When growing vegetables, it is completely different to growing flowers. It’s no longer about how it looks with your groups of reds all together. It is more about grouping together the vegetables that grow well together. What this means is that because some vegetables grow above the ground and can grow quite tall, they could shade those that grow above the ground but not by very much, and causing them to get less light which will stunt their growth.
By putting those that grow tall together, you avoid this risk and allow the vegetables to develop in the optimum conditions. All plants- whether they’re garden plants or vegetables – need light, air and water to thrive and survive and it’s all about competition from their perspective. Just make sure that the ‘strongest’ are kept together and those that are ‘weaker’ are kept together otherwise it’s just like the playground bullies taking the dinner money from the little guys.
With vegetables it is worth bearing in mind before you get started that, unlike some plants, they are annuals which means that you would have to start over every year – you can’t just expect this year’s potatoes to start growing again next year for instance.
It is also important to note that they are heavy consumers of light with many requiring between six and eight hours of light every day. Some will need less light, but it’s key that you really think through your location before planting. If you have any trees nearby that are likely to grow or bloom and block the light getting through, that may be a poor location so consider the part of your garden that gets the majority of light throughout the daytime.
They will also need a rich soil filled with all of their essential nutrients. A common mistake is to simply sew the seeds in any soil in any location in the garden and this can result in poor growth, if any at all. By selecting a kind of soil that is filled with everything the seeds will need, you’re much likely to succeed with your home grown veg and that is why many people choose to grow theirs in pots in a greenhouse or window box. Drainage is also important as the soil can hold plenty of water – many vegetables, especially those growing in the soil rather than on the surface, dislike being saturated so make sure there are holes in the pots for the water to escape.
Access is also vital, and often overlooked. It’s easy to understand why – after all, if you’ve followed these tips you’ll have probably done it already – because you’re so focused on finding the best light and the best location that you forget that you’re going to need to get water to them. By locating them close to the kitchen, or the door, you’re much more likely to remember to water them because you’re looking at them, thinking about them, or walking past them on a regular occasions so they’re less likely to dry out or rot.
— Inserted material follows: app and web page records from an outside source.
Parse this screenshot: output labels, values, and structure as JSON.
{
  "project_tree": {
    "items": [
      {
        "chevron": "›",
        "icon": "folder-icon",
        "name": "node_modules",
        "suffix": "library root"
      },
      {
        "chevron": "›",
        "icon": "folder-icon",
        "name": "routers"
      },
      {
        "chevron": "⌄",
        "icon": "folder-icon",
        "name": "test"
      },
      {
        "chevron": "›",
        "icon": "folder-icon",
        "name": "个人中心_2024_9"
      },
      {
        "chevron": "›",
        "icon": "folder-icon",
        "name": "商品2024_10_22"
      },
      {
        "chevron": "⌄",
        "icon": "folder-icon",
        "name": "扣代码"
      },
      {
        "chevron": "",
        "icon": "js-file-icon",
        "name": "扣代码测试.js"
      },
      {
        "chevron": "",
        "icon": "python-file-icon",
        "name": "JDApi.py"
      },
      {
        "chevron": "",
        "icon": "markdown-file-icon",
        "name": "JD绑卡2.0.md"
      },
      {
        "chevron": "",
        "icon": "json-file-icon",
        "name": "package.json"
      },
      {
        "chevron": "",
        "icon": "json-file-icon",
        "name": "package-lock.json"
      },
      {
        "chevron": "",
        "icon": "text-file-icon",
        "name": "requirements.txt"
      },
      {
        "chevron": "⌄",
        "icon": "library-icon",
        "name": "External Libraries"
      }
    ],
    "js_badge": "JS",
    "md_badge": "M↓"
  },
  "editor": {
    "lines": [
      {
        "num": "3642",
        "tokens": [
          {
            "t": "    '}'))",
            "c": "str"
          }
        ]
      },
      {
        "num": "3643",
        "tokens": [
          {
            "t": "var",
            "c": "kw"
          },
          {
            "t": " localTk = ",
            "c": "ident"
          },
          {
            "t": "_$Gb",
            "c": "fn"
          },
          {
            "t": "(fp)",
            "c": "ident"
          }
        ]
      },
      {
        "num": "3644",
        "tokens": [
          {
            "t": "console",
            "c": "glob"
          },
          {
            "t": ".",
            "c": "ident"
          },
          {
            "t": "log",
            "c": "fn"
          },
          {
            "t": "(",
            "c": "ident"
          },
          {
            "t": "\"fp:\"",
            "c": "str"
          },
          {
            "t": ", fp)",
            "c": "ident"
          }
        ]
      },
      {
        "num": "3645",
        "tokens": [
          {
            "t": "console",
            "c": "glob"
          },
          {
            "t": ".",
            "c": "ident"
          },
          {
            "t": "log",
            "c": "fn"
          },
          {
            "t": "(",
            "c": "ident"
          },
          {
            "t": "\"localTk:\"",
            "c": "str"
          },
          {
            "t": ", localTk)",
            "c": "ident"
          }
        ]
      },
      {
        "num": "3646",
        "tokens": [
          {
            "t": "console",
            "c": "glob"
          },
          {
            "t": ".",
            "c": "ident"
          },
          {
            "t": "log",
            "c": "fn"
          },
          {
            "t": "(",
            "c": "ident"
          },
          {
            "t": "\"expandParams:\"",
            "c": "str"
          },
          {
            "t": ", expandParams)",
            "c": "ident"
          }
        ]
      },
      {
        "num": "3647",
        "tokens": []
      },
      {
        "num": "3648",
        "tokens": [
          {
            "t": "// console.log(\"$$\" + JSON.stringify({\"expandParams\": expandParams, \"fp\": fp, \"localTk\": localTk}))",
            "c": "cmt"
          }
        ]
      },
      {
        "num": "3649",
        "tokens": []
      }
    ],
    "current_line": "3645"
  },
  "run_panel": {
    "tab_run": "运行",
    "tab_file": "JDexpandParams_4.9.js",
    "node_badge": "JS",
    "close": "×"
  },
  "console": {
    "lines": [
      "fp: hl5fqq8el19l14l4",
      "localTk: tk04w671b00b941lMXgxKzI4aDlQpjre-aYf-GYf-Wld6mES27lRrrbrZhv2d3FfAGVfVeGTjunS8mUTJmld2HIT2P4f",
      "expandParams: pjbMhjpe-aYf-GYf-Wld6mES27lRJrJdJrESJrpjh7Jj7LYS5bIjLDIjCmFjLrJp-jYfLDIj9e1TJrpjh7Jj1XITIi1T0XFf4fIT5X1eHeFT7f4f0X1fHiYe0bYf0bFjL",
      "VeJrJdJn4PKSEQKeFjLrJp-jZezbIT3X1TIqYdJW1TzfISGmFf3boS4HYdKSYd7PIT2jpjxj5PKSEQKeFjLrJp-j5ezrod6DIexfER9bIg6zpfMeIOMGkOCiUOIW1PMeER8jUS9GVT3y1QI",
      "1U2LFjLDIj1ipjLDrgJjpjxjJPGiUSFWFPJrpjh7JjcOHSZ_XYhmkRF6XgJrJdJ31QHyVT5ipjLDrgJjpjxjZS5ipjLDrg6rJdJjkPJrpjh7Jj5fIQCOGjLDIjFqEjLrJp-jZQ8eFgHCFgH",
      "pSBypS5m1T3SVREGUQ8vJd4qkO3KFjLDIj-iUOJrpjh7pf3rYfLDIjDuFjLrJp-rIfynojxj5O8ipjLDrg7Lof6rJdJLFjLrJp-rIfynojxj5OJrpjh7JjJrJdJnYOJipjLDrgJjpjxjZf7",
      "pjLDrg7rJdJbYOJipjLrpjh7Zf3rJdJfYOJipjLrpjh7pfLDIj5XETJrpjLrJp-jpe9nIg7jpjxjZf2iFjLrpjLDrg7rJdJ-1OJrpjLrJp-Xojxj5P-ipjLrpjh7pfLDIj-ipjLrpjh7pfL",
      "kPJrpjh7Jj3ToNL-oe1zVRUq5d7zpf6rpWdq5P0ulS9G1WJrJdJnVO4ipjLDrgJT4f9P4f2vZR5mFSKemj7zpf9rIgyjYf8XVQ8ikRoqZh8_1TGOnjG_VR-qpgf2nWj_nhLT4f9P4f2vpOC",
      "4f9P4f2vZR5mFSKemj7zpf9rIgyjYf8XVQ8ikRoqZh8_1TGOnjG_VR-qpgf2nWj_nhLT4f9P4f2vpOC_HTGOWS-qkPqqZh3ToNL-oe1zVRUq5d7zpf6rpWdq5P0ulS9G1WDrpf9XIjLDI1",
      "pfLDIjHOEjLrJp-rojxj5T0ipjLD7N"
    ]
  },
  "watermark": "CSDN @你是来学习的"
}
What’s more, you can genuinely have that freshly picked taste when they’re ready because they can go from soil to pan in a matter of seconds!
Chris White is a writer specializing in all things home and garden. Whether it’s getting green-fingered in the garden or making the house more “green”, he’s all over it.